That may be the only way to break the impasse between Time Warner Cable‘s SportsNet LA, which controls the team’s TV rights, and pay TV distributors, DirecTV CEO Michael White said today. His comment followed a conference call this morning where TWC CFO Arthur Minson urged analysts to “assume we do not sign additional affiliate agreements for the Dodgers network this year.” Indeed he helped them to compute the potential impact, saying that the lack of an agreement could shave 50 basis points [or 0.5%] from TWC’s expected revenue growth this year and 125 basis points [or 1.25%] from its expected cash flow growth.

White said, in a separate meeting with analysts, that he feels no business pressure to back down from his view that SportsNet’s just too expensive with terms for about $5 per subscriber per month. Even without Dodgers games “we’re actually positive net adds” for subscriptions in the LA area in the three months ending in June. Now he has little hope of a resolution “without the active and constructive participation of the ownership of the Dodgers.” White says that in June his company made an offer that would have given the team more than it collected from all distributors last year. “It was rejected out of hand by Time Warner Cable.”

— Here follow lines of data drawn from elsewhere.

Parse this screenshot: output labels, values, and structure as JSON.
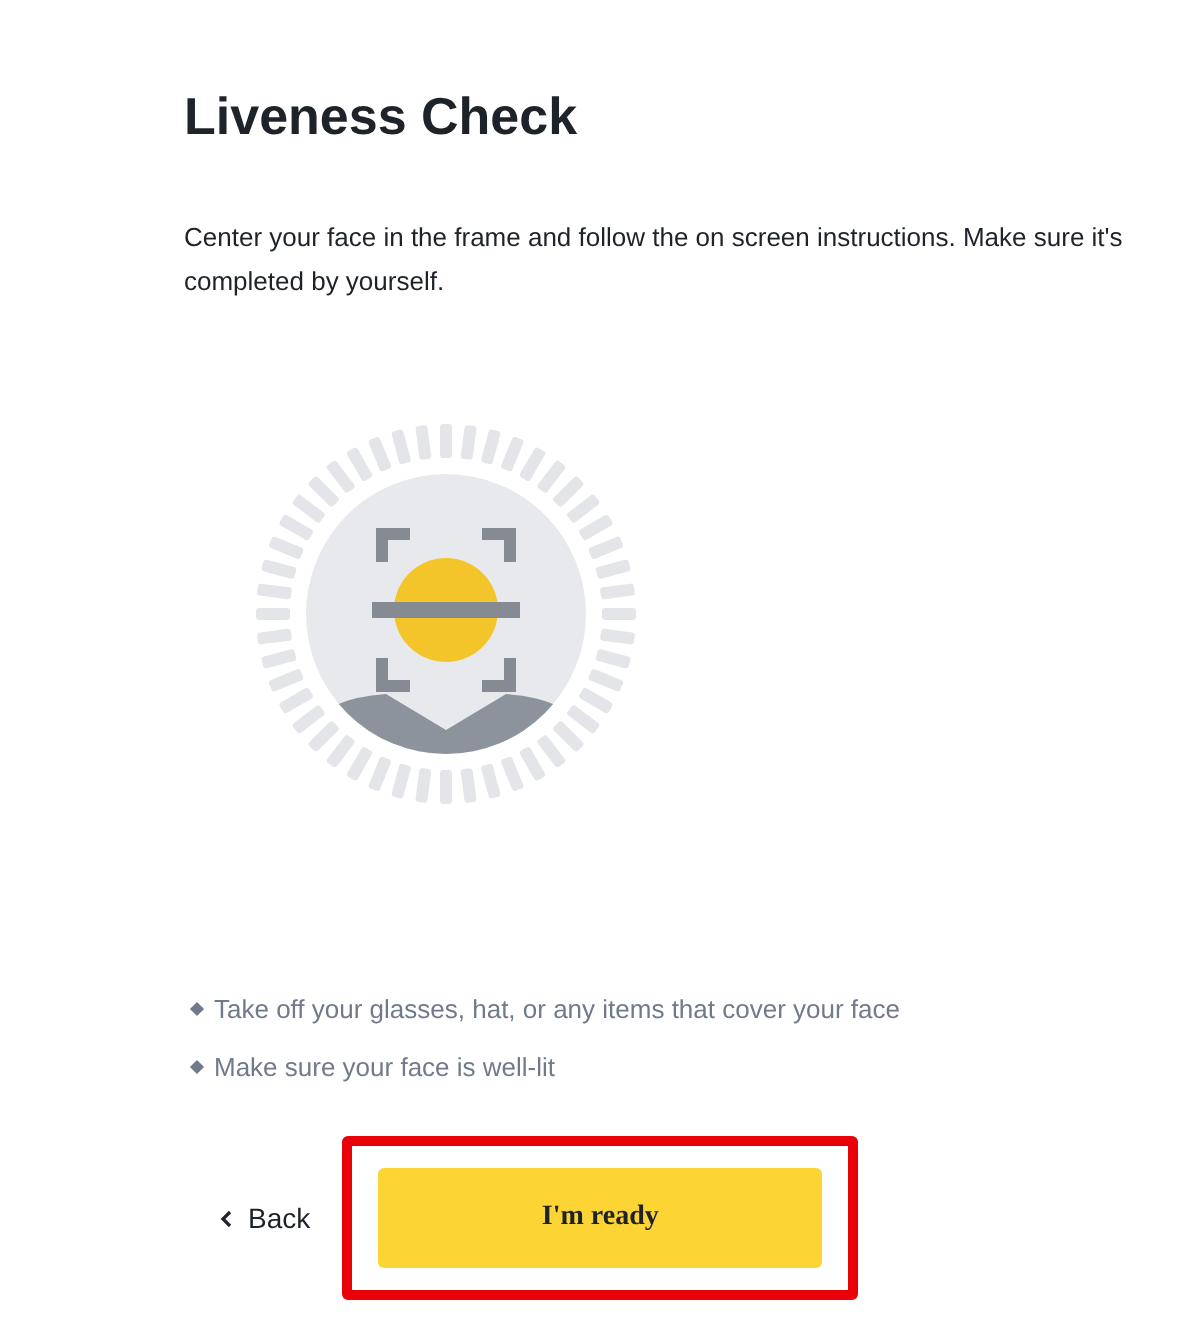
{
  "title": "Liveness Check",
  "description": "Center your face in the frame and follow the on screen instructions. Make sure it's completed by yourself.",
  "tips": [
    "Take off your glasses, hat, or any items that cover your face",
    "Make sure your face is well-lit"
  ],
  "back_button": {
    "label": "Back"
  },
  "primary_button": {
    "label": "I'm ready",
    "highlighted": true
  }
}
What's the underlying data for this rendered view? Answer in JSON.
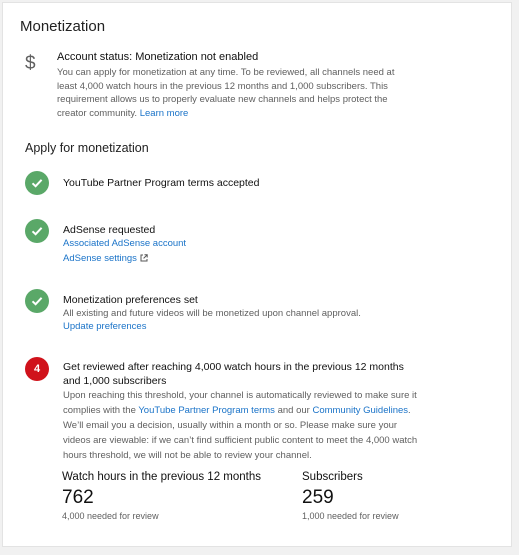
{
  "header": {
    "title": "Monetization"
  },
  "account_status": {
    "icon": "dollar-icon",
    "title": "Account status: Monetization not enabled",
    "description": "You can apply for monetization at any time. To be reviewed, all channels need at least 4,000 watch hours in the previous 12 months and 1,000 subscribers. This requirement allows us to properly evaluate new channels and helps protect the creator community.",
    "learn_more": "Learn more"
  },
  "apply": {
    "heading": "Apply for monetization",
    "steps": [
      {
        "status": "done",
        "icon": "check-icon",
        "title": "YouTube Partner Program terms accepted"
      },
      {
        "status": "done",
        "icon": "check-icon",
        "title": "AdSense requested",
        "links": [
          "Associated AdSense account",
          "AdSense settings"
        ]
      },
      {
        "status": "done",
        "icon": "check-icon",
        "title": "Monetization preferences set",
        "description": "All existing and future videos will be monetized upon channel approval.",
        "links": [
          "Update preferences"
        ]
      },
      {
        "status": "pending",
        "number": "4",
        "title": "Get reviewed after reaching 4,000 watch hours in the previous 12 months and 1,000 subscribers",
        "description_part1": "Upon reaching this threshold, your channel is automatically reviewed to make sure it complies with the",
        "link_terms": "YouTube Partner Program terms",
        "description_and": "and our",
        "link_guidelines": "Community Guidelines",
        "description_part2": ". We’ll email you a decision, usually within a month or so. Please make sure your videos are viewable: if we can’t find sufficient public content to meet the 4,000 watch hours threshold, we will not be able to review your channel."
      }
    ]
  },
  "stats": {
    "watch_hours": {
      "label": "Watch hours in the previous 12 months",
      "value": "762",
      "needed": "4,000 needed for review"
    },
    "subscribers": {
      "label": "Subscribers",
      "value": "259",
      "needed": "1,000 needed for review"
    }
  },
  "colors": {
    "done": "#5aa868",
    "pending": "#d0121b",
    "link": "#1a73c8"
  }
}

He won’t back down because the terms that TWC accepted to handle the Lakers and Dodgers TV rights “creates stratospheric pricing…If you did it for all of the sports team you’d be at $26 per subscriber per month in the bill. That’s a huge tax, particularly on the many households that don’t watch sports.”

Anonymous
2 months
This is an expression of Dictatorship. It shows that the Dodgers organization doesn't care about the fans...
HAP
2 months
Actually, you should check the prices for the NFL and the NBA, as well as what they...
Benten32
2 months
Move back to Brooklyn.

TWC has proposed that the matter go to binding arbitration. But others seem unimpressed with the idea. Earlier this week FCC Chairman Tom Wheeler told TWC chief Rob Marcus in a letter that “I strongly urge you to end the impasses that are depriving Los Angeles consumers from being able to watch their home baseball team.” The FCC “intends to monitor this situation closely in order to determine whether intervention is appropriate and necessary.”